• **Task statement**: For each line of the data below that holds "view", copy the line.

• **Stored data entries**:
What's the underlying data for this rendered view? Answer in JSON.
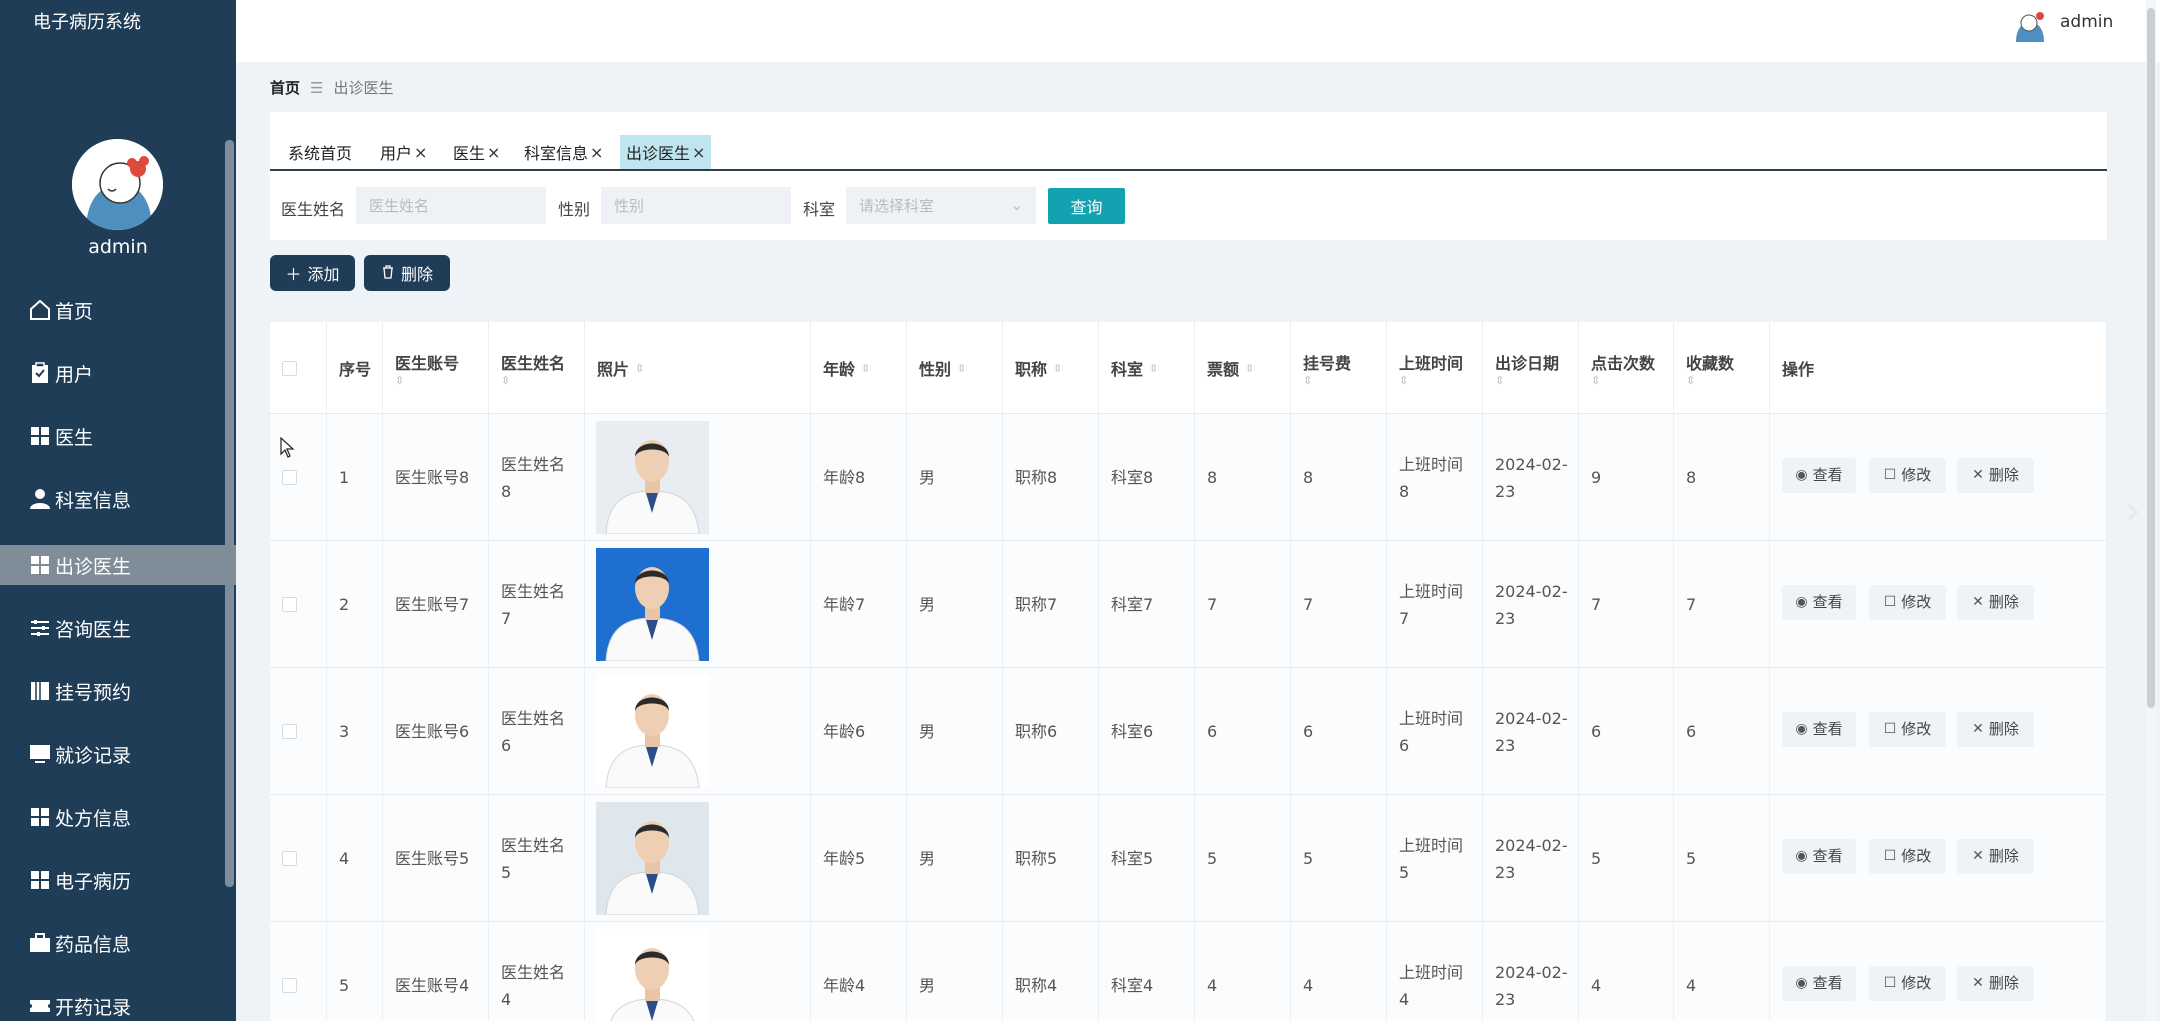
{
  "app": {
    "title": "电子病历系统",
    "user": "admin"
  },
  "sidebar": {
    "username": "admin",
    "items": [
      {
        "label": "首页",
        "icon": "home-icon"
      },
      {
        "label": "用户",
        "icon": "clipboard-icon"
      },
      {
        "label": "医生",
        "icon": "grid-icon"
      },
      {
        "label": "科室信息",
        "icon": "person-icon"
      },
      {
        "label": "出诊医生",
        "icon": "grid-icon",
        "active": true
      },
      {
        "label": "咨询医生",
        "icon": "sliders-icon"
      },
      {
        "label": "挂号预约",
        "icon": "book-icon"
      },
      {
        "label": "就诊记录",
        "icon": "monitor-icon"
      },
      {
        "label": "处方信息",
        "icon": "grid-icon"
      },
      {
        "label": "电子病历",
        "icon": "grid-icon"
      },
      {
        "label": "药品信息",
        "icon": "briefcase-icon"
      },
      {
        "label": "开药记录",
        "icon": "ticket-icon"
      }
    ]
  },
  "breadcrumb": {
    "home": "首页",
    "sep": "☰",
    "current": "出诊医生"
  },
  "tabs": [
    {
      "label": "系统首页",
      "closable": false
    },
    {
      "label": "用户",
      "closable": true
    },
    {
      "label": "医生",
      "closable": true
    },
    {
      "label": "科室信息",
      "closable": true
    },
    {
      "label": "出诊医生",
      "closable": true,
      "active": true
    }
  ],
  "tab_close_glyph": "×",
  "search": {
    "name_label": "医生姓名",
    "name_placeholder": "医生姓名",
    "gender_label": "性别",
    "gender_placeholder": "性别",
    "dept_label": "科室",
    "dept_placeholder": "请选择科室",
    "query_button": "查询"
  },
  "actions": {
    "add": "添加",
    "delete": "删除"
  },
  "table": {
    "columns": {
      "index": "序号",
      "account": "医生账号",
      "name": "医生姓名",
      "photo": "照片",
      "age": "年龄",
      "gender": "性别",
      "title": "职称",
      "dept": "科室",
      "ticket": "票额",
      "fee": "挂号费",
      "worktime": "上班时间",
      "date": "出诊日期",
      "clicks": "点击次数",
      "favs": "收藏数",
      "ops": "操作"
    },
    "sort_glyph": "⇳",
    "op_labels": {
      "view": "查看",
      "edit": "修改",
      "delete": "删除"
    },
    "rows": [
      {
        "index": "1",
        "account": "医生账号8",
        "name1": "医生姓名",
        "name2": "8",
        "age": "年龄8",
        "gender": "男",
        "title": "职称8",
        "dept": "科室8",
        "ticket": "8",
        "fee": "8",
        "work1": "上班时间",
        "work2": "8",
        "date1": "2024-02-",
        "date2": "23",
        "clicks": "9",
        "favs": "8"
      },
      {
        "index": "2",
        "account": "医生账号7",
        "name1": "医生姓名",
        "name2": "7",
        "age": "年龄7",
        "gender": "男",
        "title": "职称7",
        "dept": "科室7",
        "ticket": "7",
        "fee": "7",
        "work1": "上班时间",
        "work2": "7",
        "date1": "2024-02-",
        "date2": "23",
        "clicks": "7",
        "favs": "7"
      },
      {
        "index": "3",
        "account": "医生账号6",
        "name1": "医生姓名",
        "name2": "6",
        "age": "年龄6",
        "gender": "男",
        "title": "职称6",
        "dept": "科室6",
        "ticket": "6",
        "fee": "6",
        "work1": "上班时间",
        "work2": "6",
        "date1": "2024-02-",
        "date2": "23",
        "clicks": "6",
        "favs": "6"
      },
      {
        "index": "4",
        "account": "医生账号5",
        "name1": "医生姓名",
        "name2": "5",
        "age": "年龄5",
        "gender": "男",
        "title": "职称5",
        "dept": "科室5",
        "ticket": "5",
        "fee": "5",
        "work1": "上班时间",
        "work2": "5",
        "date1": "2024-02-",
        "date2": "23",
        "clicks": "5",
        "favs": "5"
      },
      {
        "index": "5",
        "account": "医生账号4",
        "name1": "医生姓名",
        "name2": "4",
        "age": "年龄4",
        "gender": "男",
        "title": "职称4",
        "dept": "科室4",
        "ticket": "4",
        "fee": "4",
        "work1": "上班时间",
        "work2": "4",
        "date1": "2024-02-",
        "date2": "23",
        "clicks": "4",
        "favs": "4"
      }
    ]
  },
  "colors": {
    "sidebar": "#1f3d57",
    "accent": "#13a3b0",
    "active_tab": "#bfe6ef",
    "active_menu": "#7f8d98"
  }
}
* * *
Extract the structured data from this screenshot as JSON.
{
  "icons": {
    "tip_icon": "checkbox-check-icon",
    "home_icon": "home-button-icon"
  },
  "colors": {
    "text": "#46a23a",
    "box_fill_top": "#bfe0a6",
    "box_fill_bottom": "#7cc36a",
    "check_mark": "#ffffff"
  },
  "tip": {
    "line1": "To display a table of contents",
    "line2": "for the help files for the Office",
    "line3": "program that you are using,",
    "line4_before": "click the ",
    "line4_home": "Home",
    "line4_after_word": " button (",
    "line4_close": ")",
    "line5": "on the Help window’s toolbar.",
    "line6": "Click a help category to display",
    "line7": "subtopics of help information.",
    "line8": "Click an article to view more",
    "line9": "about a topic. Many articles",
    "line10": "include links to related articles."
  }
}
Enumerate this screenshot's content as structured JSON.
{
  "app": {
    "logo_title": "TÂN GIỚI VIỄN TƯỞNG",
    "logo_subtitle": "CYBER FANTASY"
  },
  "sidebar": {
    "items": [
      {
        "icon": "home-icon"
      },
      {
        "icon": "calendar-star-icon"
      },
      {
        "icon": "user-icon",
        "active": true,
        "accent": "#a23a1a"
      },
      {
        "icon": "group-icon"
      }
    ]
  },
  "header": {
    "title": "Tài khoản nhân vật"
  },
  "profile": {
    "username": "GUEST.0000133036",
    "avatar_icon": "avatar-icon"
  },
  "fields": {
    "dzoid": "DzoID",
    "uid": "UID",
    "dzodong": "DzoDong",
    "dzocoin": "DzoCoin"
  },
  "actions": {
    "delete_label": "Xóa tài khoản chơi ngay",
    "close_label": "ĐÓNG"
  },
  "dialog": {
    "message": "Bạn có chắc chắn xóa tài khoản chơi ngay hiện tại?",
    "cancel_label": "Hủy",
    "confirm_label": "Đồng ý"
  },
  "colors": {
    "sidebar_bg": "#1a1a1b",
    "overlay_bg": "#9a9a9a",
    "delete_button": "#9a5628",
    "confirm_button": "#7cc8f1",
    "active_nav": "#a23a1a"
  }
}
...
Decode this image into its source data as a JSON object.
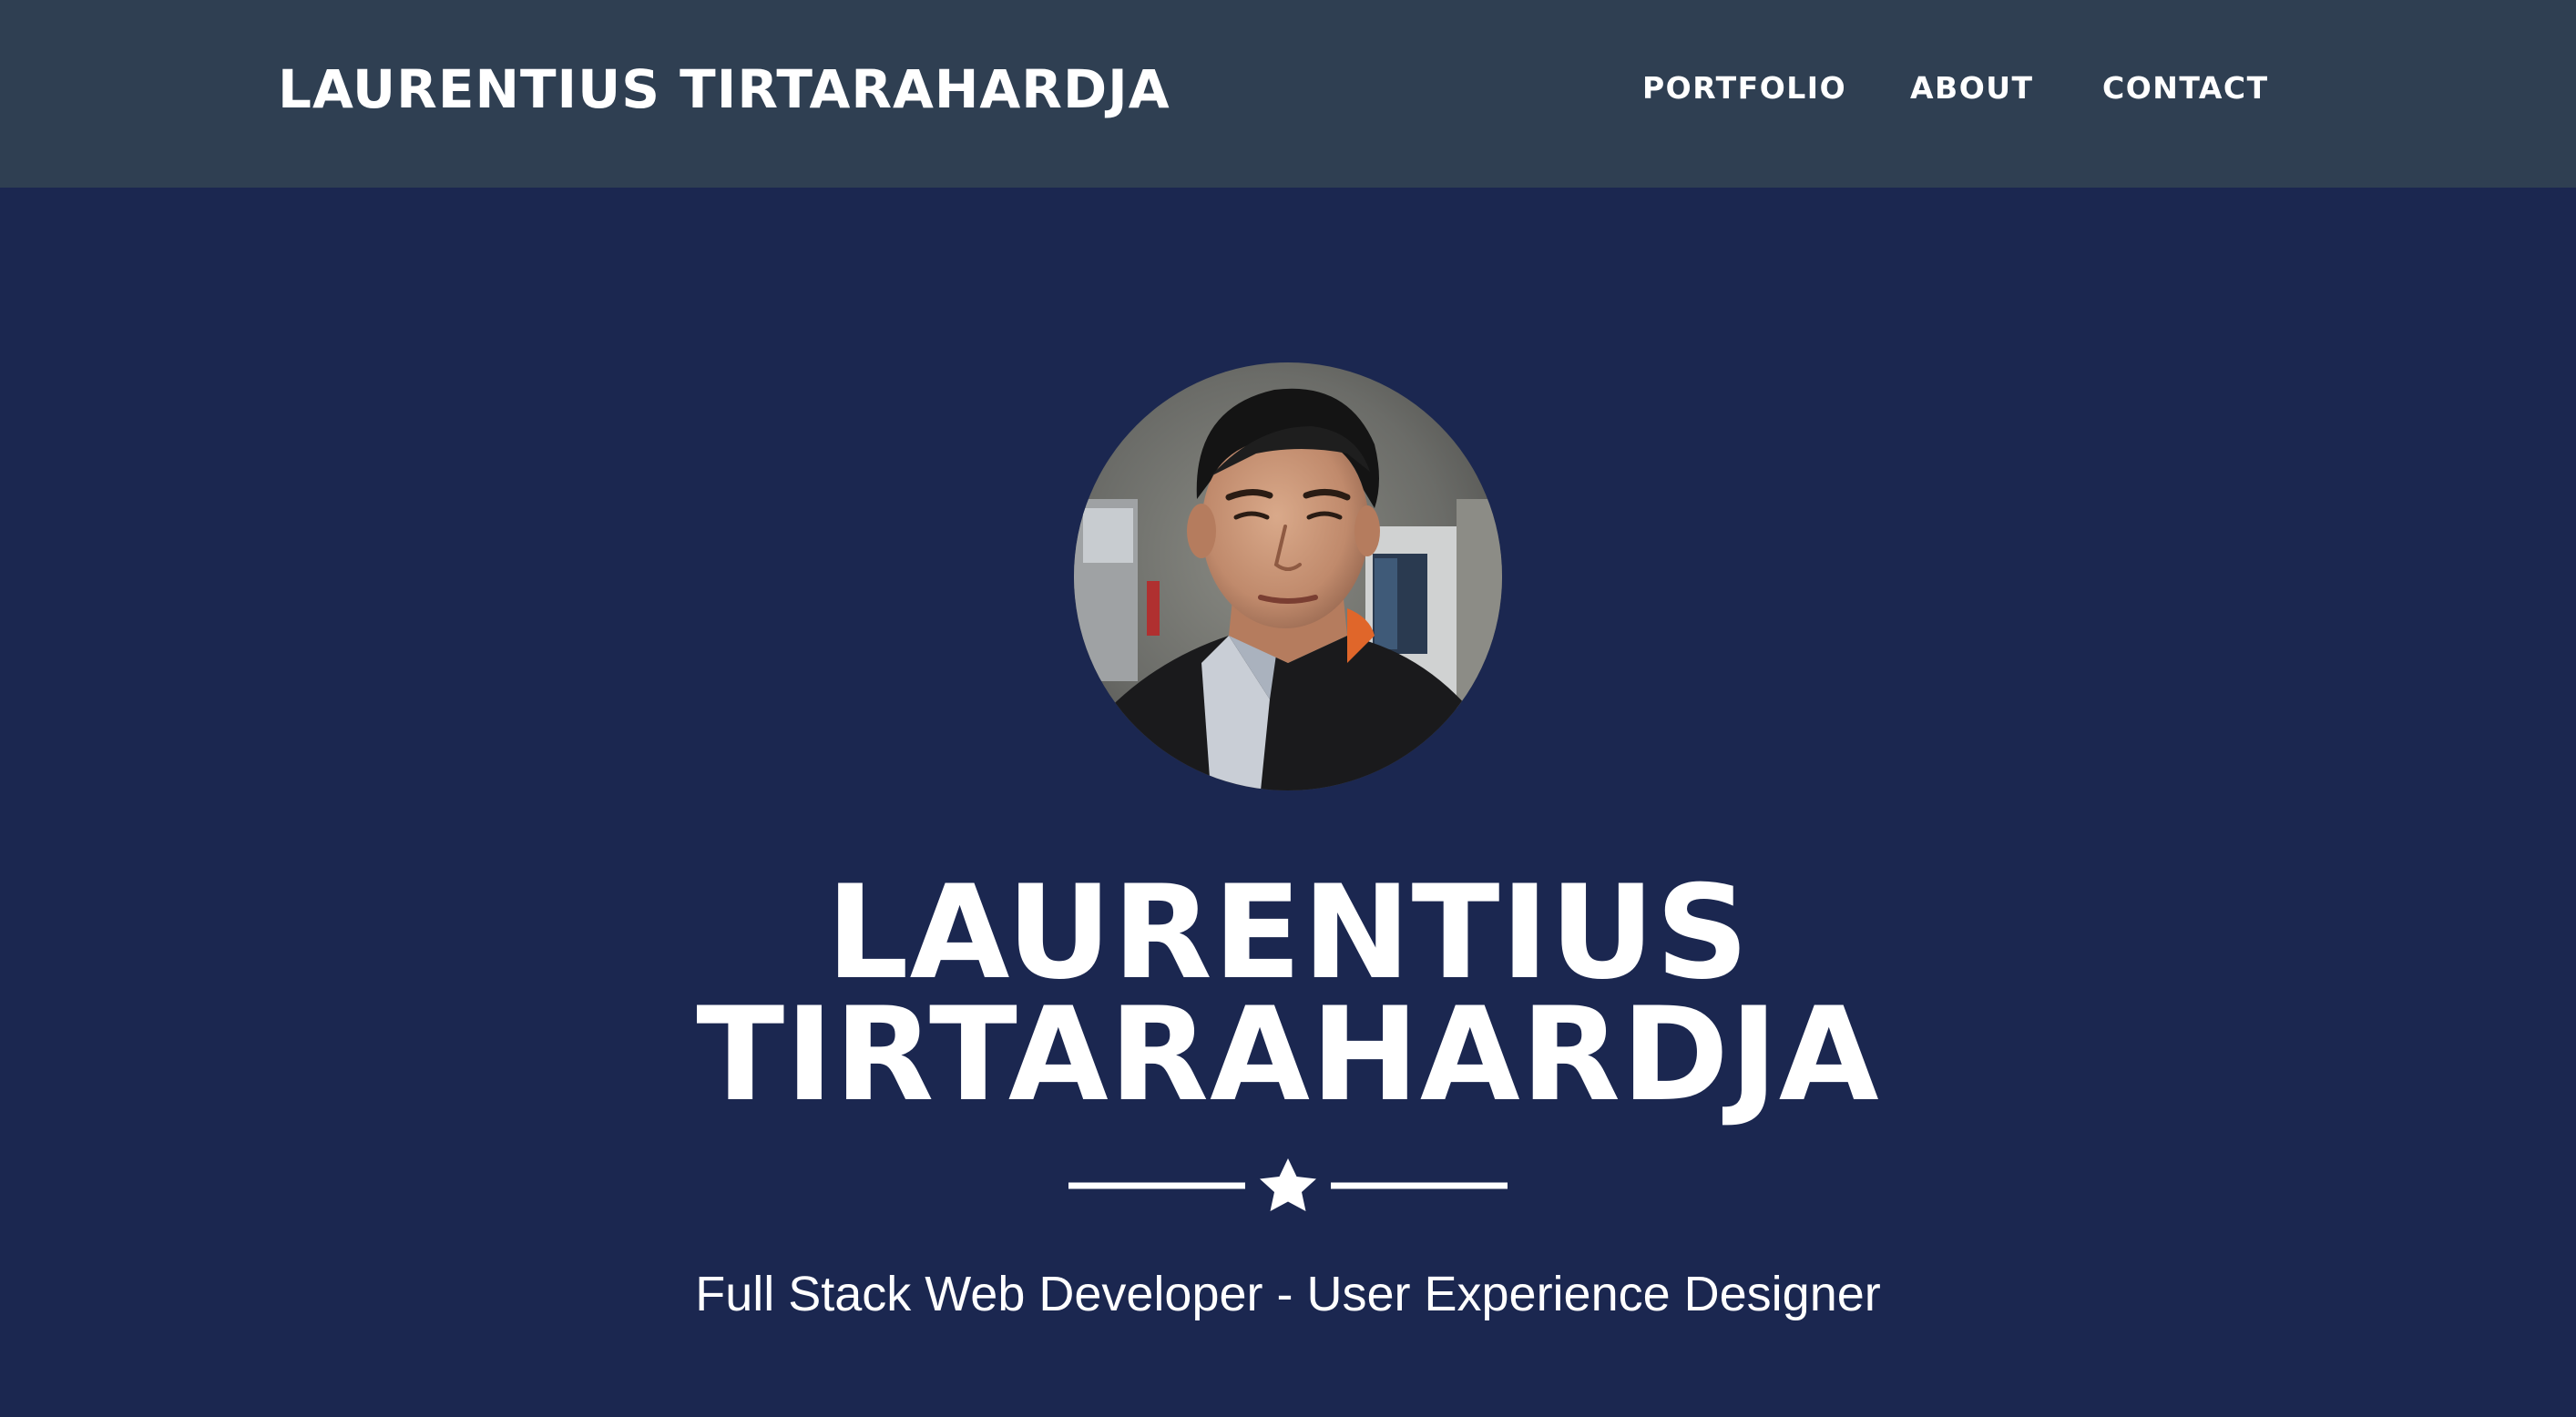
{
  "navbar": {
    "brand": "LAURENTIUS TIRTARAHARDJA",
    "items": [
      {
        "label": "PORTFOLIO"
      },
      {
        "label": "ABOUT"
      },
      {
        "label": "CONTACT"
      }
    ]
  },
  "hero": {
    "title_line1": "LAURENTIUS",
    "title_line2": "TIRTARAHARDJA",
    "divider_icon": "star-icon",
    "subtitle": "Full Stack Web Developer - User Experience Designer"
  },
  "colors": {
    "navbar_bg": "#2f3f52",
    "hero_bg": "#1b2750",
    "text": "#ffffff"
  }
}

• **Reply to the task**:
What's the underlying data for this rendered view? Answer in JSON.
      "view": "查看",
    "line8": "Click an article to view more",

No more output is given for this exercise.